Sunday, 24 May 2015


   Sunday May 17th and it was a morning's ride to Peterborough.  We were not held up by the beaver ambush....
 ...but by the disappearing trail.....
 ...and once in Peterborough Lady had to accede to the attentions of her many fans...
 and negotiate a maze of streets and parks and yet another grill bridge (we could not follow the trail across a lock gate)
..but eventually we found ourselves on the trail out of town meandering through Jackson Park.
 I managed to find a barn near the trail (thank you Lydia and Russell) though the insects were troublesome both inside and out and I ended up huddled down in my sleeping bag under the stars again.
 Monday 18th and incidentally Victoria Day in Canada, which rather oddly celebrates Queen Victoria's birthday - I suppose it is any excuse for a knees up with the Canadians.

Crossing local landmark Doube's trestle bridge near Orange Corners...
It is 200 metres long (apparently reduced from 500 metres by filling in) and is suspended 29 metres above the Buttermilk valley, offering panoramic views to those without a fear of heights - I tramped across with head down and eyes firmly on the planks.
It was another hot and muggy day, so it was great to find this idyllic lunch spot at Reaboro with covered picnic area out of the sun and even a portaloo!  

Spring blossom on the trail...
An interesting challenge to negotiate these gates in Lindsay with saddle bags..
After a long hot and sweaty day I was relieved to find somewhere to stay at last when I noticed a neat barn with a horse head weathercock and well kept paddocks.   Shane Warner used to breed and compete barrel racing quarter horses but sadly had to sell them due to a stroke. The spotlessly clean barn was now used for storage, but wife Gladys cleared a space for a lounger to put my sleeping bag on.  I eagerly accepted the offer of a shower, cup of tea and sandwich, and enjoyed a good horsey chinwag with Shane. 
Lady had use of a large grassy paddock, but the mosquitoes came out in force that evening, and I was thankful Gladys had said I could bring her into the narrow central alleyway in the barn.
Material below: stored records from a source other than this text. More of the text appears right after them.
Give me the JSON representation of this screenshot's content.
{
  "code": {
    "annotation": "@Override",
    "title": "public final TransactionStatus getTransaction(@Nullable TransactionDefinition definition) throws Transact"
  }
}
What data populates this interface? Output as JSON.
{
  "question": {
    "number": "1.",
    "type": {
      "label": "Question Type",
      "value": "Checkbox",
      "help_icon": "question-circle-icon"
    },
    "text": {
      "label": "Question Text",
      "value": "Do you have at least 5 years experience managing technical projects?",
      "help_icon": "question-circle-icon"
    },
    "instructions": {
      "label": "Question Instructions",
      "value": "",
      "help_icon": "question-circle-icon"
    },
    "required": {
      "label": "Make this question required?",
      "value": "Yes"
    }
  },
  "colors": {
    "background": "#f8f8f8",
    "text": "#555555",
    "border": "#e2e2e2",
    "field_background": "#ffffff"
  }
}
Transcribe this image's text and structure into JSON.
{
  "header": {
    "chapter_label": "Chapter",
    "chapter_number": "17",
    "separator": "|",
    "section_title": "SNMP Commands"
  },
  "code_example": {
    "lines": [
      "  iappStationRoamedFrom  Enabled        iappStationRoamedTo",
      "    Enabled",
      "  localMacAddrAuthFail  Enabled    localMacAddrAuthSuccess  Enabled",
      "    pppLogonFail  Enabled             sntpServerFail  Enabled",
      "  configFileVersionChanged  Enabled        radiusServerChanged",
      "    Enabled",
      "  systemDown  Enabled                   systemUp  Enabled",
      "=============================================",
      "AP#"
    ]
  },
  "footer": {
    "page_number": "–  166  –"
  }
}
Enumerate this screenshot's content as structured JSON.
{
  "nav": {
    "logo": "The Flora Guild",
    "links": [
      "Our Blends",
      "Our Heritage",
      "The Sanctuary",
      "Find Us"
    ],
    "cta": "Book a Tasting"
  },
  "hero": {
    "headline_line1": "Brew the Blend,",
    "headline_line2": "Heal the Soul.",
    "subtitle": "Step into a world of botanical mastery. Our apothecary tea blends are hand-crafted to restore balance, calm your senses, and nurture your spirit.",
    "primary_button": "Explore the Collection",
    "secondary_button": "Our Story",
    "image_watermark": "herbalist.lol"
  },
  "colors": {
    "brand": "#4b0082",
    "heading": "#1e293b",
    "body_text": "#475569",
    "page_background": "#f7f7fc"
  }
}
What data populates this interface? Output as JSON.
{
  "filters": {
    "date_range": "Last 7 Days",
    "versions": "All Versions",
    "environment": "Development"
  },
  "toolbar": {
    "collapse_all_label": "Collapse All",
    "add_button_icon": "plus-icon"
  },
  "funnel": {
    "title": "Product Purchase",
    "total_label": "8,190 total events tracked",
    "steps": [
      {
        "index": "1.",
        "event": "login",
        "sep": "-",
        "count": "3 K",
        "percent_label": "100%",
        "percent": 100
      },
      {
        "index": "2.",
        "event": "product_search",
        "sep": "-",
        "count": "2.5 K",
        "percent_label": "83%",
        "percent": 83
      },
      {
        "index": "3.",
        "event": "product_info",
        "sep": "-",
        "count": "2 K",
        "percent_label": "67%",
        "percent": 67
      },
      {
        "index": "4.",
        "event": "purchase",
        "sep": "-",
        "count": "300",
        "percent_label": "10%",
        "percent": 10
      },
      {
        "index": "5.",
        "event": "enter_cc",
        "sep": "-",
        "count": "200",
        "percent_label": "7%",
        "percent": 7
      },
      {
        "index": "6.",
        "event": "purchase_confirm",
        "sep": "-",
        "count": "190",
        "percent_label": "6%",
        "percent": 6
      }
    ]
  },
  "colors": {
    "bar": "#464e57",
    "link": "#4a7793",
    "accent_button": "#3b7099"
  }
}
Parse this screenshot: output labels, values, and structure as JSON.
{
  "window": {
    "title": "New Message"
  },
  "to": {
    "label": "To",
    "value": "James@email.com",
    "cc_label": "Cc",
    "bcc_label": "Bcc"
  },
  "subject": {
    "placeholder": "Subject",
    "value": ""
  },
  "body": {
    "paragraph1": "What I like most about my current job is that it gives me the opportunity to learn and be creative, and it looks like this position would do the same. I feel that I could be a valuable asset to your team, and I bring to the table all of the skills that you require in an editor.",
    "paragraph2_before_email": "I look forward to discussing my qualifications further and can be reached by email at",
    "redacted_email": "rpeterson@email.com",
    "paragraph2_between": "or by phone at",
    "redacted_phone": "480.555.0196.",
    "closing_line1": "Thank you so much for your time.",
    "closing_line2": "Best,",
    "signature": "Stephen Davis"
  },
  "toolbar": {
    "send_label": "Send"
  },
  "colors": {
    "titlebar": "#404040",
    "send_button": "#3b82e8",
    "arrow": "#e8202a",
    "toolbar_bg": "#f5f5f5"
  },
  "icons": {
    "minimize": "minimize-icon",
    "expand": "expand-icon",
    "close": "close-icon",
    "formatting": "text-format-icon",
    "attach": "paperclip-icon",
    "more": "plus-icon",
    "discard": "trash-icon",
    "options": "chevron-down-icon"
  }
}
When I opened the door I was hit by a tremendous buzz of insects and this lasted until well up to midnight.  By then there was also a bit of a breeze and the mosquitoes abated enough for me to turn Lady out again.

No comments:

Post a comment